When smells and sounds, as well as sights, come together, the impact of an entire location can be powerful. A handful of patients have left my practice because they could not stand seeing me in my usual office. This had nothing to do with the care I provided or the corporate art on the walls. They just found intolerable visits to a room that had been the site of some of their most painful memories.[ii]
I once had a patient who actually abandoned her car in our hospital garage. Her husband, sitting in the passenger seat, had suffered a cardiac arrest while she drove him to the hospital. She could never imagine sitting in that driver’s seat again.[iii]
During a visit to my mother soon after my father had died, we began the usual walk from her apartment to the uptown subway. We had done this walk together innumerable times. It was the walk she accompanied me on when I was 12 and about to begin taking the train to school by myself. About halfway to the stop, she made an unusual detour.
“Where are we going?” I asked.
She replied, “Your father’s oncologist was on this block, I just can’t walk it yet.”
Back to where I began with LT. She was a kind and professionally accomplished 80-year-old woman. She had gram negative bacteremia with mild sepsis originating from a urinary tract infection. It was an unremarkable admission, the kind of case that a medicine intern should be able to manage by October, the fourth month of internship. What made the admission memorable was that LT was lying in room 23. Room 23 was the room my mother ended up in during her last admission to the hospital. It was in room 23 that she and I sat quietly — somewhat hopelessly — amid the dawning realization that her health was only going to get worse. It was in room 23 that she first raised the possibility of hospice. It was in room 23 where she began to recount the positive aspects of her final years.
I certainly could have watched my team finish their assessment of LT. I wasn’t sad standing in the room as a doctor years after I had sat there as a son. But I was distracted, revisiting those difficult weeks and recalling where they began.
Our senses, like our memories, define who we are. Doctors in training learn to use their senses to make diagnoses.

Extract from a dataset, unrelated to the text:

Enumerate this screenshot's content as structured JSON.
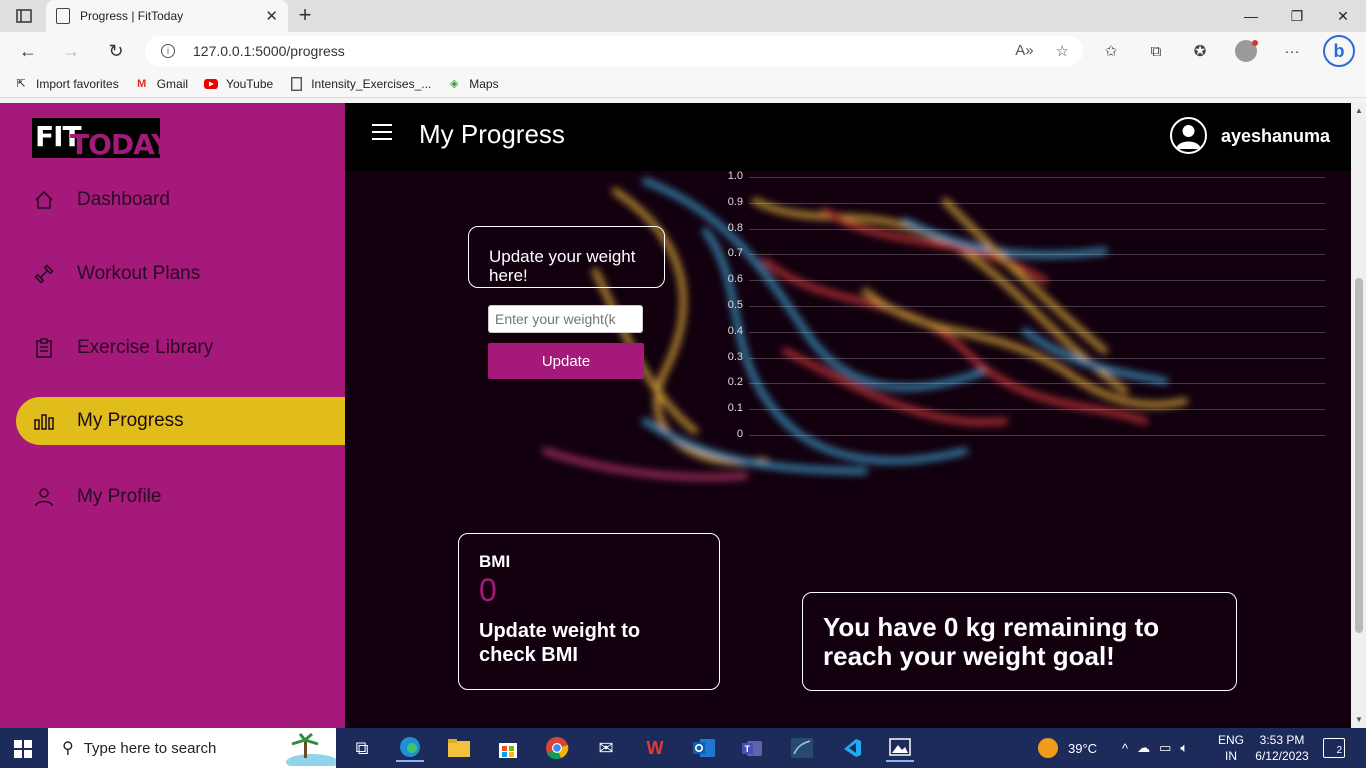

All of us can be transported by sights, smells, and sounds.
[iii] “Don’t worry” she reassured me “the car was a piece of junk and I took the plates off.”